● **YOUR INSTRUCTIONS**: All of the data that follows should be retyped exactly, please, except the pictures.

[Opening SUPPLIED RECORDS section]

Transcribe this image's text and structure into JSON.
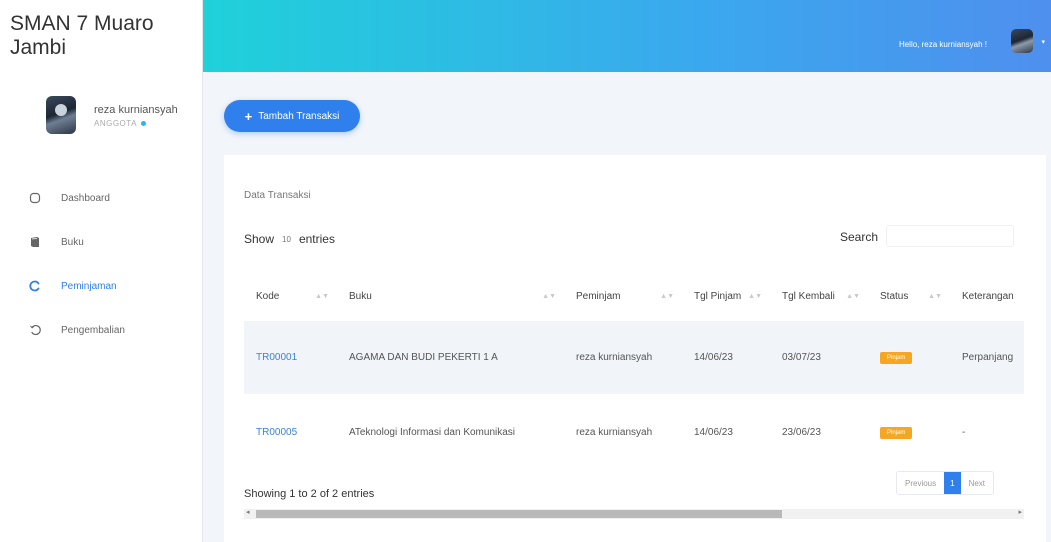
{
  "brand": {
    "title": "SMAN 7 Muaro Jambi"
  },
  "user": {
    "name": "reza kurniansyah",
    "role": "ANGGOTA"
  },
  "sidebar": {
    "items": [
      {
        "label": "Dashboard",
        "icon": "circle-icon"
      },
      {
        "label": "Buku",
        "icon": "book-icon"
      },
      {
        "label": "Peminjaman",
        "icon": "refresh-icon",
        "active": true
      },
      {
        "label": "Pengembalian",
        "icon": "undo-icon"
      }
    ]
  },
  "header": {
    "greeting": "Hello, reza kurniansyah !"
  },
  "toolbar": {
    "add_label": "Tambah Transaksi"
  },
  "card": {
    "title": "Data Transaksi",
    "show_label": "Show",
    "entries_value": "10",
    "entries_label": "entries",
    "search_label": "Search"
  },
  "table": {
    "headers": [
      "Kode",
      "Buku",
      "Peminjam",
      "Tgl Pinjam",
      "Tgl Kembali",
      "Status",
      "Keterangan"
    ],
    "rows": [
      {
        "kode": "TR00001",
        "buku": "AGAMA DAN BUDI PEKERTI 1 A",
        "peminjam": "reza kurniansyah",
        "tgl_pinjam": "14/06/23",
        "tgl_kembali": "03/07/23",
        "status": "Pinjam",
        "keterangan": "Perpanjang"
      },
      {
        "kode": "TR00005",
        "buku": "ATeknologi Informasi dan Komunikasi",
        "peminjam": "reza kurniansyah",
        "tgl_pinjam": "14/06/23",
        "tgl_kembali": "23/06/23",
        "status": "Pinjam",
        "keterangan": "-"
      }
    ]
  },
  "footer": {
    "info": "Showing 1 to 2 of 2 entries",
    "previous": "Previous",
    "page": "1",
    "next": "Next"
  },
  "colors": {
    "accent": "#2f80ed",
    "header_start": "#1fd1d9",
    "header_end": "#4f8fee",
    "badge": "#f5a623"
  }
}
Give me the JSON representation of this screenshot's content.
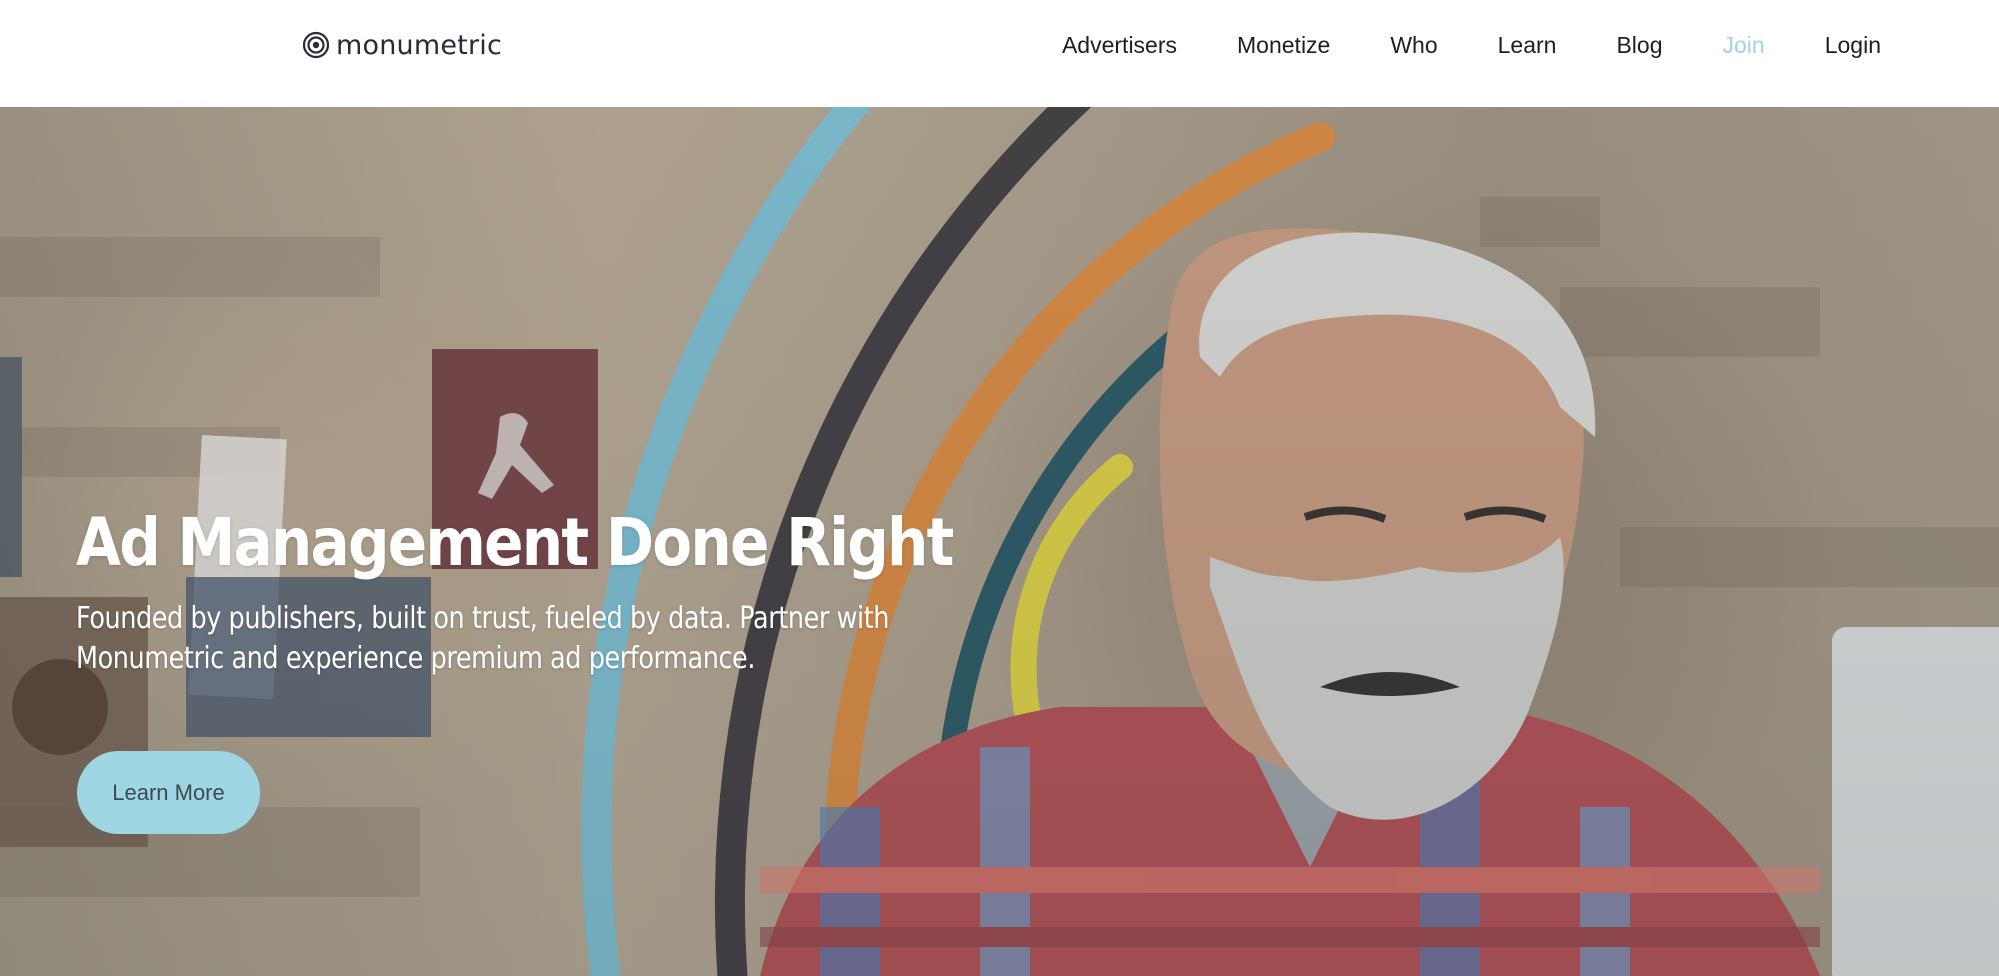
{
  "header": {
    "logo_text": "monumetric",
    "logo_icon": "concentric-circles-icon",
    "nav": [
      {
        "label": "Advertisers"
      },
      {
        "label": "Monetize"
      },
      {
        "label": "Who"
      },
      {
        "label": "Learn"
      },
      {
        "label": "Blog"
      },
      {
        "label": "Join"
      },
      {
        "label": "Login"
      }
    ]
  },
  "hero": {
    "title": "Ad Management Done Right",
    "subtitle_line1": "Founded by publishers, built on trust, fueled by data. Partner with",
    "subtitle_line2": "Monumetric and experience premium ad performance.",
    "cta_label": "Learn More"
  },
  "colors": {
    "accent": "#9fd6e3",
    "join_link": "#9fd4e0",
    "arc_light_blue": "#79bcd0",
    "arc_dark": "#3d383d",
    "arc_orange": "#d9873c",
    "arc_teal": "#24535f",
    "arc_yellow": "#dcd03e"
  }
}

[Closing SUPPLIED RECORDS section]

● **TASK SOLUTION**:
Transcribe this image's text and structure into JSON.
{
  "brand": {
    "title": "SMAN 7 Muaro Jambi"
  },
  "user": {
    "name": "reza kurniansyah",
    "role": "ANGGOTA"
  },
  "sidebar": {
    "items": [
      {
        "label": "Dashboard",
        "icon": "circle-icon"
      },
      {
        "label": "Buku",
        "icon": "book-icon"
      },
      {
        "label": "Peminjaman",
        "icon": "refresh-icon",
        "active": true
      },
      {
        "label": "Pengembalian",
        "icon": "undo-icon"
      }
    ]
  },
  "header": {
    "greeting": "Hello, reza kurniansyah !"
  },
  "toolbar": {
    "add_label": "Tambah Transaksi"
  },
  "card": {
    "title": "Data Transaksi",
    "show_label": "Show",
    "entries_value": "10",
    "entries_label": "entries",
    "search_label": "Search"
  },
  "table": {
    "headers": [
      "Kode",
      "Buku",
      "Peminjam",
      "Tgl Pinjam",
      "Tgl Kembali",
      "Status",
      "Keterangan"
    ],
    "rows": [
      {
        "kode": "TR00001",
        "buku": "AGAMA DAN BUDI PEKERTI 1 A",
        "peminjam": "reza kurniansyah",
        "tgl_pinjam": "14/06/23",
        "tgl_kembali": "03/07/23",
        "status": "Pinjam",
        "keterangan": "Perpanjang"
      },
      {
        "kode": "TR00005",
        "buku": "ATeknologi Informasi dan Komunikasi",
        "peminjam": "reza kurniansyah",
        "tgl_pinjam": "14/06/23",
        "tgl_kembali": "23/06/23",
        "status": "Pinjam",
        "keterangan": "-"
      }
    ]
  },
  "footer": {
    "info": "Showing 1 to 2 of 2 entries",
    "previous": "Previous",
    "page": "1",
    "next": "Next"
  },
  "colors": {
    "accent": "#2f80ed",
    "header_start": "#1fd1d9",
    "header_end": "#4f8fee",
    "badge": "#f5a623"
  }
}
Give me the JSON representation of this screenshot's content.
{
  "header": {
    "logo_text": "monumetric",
    "logo_icon": "concentric-circles-icon",
    "nav": [
      {
        "label": "Advertisers"
      },
      {
        "label": "Monetize"
      },
      {
        "label": "Who"
      },
      {
        "label": "Learn"
      },
      {
        "label": "Blog"
      },
      {
        "label": "Join"
      },
      {
        "label": "Login"
      }
    ]
  },
  "hero": {
    "title": "Ad Management Done Right",
    "subtitle_line1": "Founded by publishers, built on trust, fueled by data. Partner with",
    "subtitle_line2": "Monumetric and experience premium ad performance.",
    "cta_label": "Learn More"
  },
  "colors": {
    "accent": "#9fd6e3",
    "join_link": "#9fd4e0",
    "arc_light_blue": "#79bcd0",
    "arc_dark": "#3d383d",
    "arc_orange": "#d9873c",
    "arc_teal": "#24535f",
    "arc_yellow": "#dcd03e"
  }
}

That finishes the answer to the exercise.